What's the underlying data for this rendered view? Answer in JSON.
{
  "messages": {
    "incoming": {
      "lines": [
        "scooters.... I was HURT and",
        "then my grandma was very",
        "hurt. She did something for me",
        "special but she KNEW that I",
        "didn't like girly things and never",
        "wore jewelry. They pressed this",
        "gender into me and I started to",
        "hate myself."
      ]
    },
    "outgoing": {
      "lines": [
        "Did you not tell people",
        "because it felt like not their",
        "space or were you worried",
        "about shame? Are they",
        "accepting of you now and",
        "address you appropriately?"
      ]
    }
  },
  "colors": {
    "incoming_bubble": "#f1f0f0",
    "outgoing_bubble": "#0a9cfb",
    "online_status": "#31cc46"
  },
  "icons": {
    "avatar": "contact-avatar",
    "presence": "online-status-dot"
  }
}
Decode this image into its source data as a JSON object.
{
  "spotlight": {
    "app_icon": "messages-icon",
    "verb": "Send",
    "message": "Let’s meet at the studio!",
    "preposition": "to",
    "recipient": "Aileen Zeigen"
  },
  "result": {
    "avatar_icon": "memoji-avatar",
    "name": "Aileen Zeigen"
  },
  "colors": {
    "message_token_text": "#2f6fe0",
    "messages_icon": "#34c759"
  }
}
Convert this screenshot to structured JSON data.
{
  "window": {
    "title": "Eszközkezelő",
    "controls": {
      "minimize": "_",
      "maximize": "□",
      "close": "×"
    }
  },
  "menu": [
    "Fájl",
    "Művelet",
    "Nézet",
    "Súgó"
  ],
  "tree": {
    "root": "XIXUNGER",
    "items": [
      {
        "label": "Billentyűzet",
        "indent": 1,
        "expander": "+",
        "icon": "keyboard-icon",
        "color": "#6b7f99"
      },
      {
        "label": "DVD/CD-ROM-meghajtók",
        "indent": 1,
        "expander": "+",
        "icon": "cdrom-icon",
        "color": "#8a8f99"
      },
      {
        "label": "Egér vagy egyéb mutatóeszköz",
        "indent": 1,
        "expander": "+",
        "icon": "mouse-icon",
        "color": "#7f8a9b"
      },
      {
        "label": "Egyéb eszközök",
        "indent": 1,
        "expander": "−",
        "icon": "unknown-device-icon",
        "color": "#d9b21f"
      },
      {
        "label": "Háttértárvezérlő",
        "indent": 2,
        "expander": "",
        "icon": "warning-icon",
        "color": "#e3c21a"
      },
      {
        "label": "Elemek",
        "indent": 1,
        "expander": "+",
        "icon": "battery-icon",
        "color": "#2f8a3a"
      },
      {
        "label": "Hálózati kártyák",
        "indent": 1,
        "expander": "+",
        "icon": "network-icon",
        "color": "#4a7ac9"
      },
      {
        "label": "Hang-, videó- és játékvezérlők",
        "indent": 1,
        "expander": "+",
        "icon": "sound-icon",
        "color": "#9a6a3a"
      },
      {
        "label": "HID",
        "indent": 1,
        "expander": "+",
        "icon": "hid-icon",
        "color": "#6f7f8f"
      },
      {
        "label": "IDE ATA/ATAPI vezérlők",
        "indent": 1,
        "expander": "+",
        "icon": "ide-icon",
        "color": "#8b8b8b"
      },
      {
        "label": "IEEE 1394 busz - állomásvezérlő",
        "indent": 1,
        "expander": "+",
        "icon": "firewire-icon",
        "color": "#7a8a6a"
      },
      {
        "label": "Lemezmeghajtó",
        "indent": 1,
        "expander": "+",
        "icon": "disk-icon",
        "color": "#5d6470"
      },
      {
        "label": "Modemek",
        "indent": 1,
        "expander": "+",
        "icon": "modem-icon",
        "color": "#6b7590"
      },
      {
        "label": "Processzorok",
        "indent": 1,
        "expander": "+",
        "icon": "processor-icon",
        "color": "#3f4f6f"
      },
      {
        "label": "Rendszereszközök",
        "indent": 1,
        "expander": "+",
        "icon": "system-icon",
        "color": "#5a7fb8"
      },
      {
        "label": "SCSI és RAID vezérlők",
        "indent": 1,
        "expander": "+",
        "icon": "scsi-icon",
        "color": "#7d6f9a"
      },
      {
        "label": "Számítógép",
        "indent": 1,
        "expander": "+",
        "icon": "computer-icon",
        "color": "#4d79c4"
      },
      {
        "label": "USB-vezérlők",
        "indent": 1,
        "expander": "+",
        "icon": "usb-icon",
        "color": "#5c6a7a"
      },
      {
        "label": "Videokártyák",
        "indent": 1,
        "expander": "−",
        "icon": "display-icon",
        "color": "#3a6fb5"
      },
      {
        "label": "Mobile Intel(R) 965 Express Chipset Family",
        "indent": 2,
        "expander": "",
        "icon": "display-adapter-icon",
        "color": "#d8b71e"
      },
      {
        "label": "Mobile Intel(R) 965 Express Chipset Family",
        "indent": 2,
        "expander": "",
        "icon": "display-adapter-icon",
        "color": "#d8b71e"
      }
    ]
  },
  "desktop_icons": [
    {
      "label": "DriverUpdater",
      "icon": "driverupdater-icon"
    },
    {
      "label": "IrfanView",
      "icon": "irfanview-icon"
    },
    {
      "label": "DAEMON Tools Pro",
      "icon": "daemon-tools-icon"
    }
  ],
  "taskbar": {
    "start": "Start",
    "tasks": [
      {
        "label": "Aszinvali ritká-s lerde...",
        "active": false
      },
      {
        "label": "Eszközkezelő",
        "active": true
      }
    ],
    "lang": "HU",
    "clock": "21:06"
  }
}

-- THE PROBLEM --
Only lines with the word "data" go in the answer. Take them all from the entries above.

-- EXERCISE ANSWER --
What's the underlying data for this rendered view? Answer in JSON.
Decode this image into its source data as a JSON object.
Convert this screenshot to structured JSON data.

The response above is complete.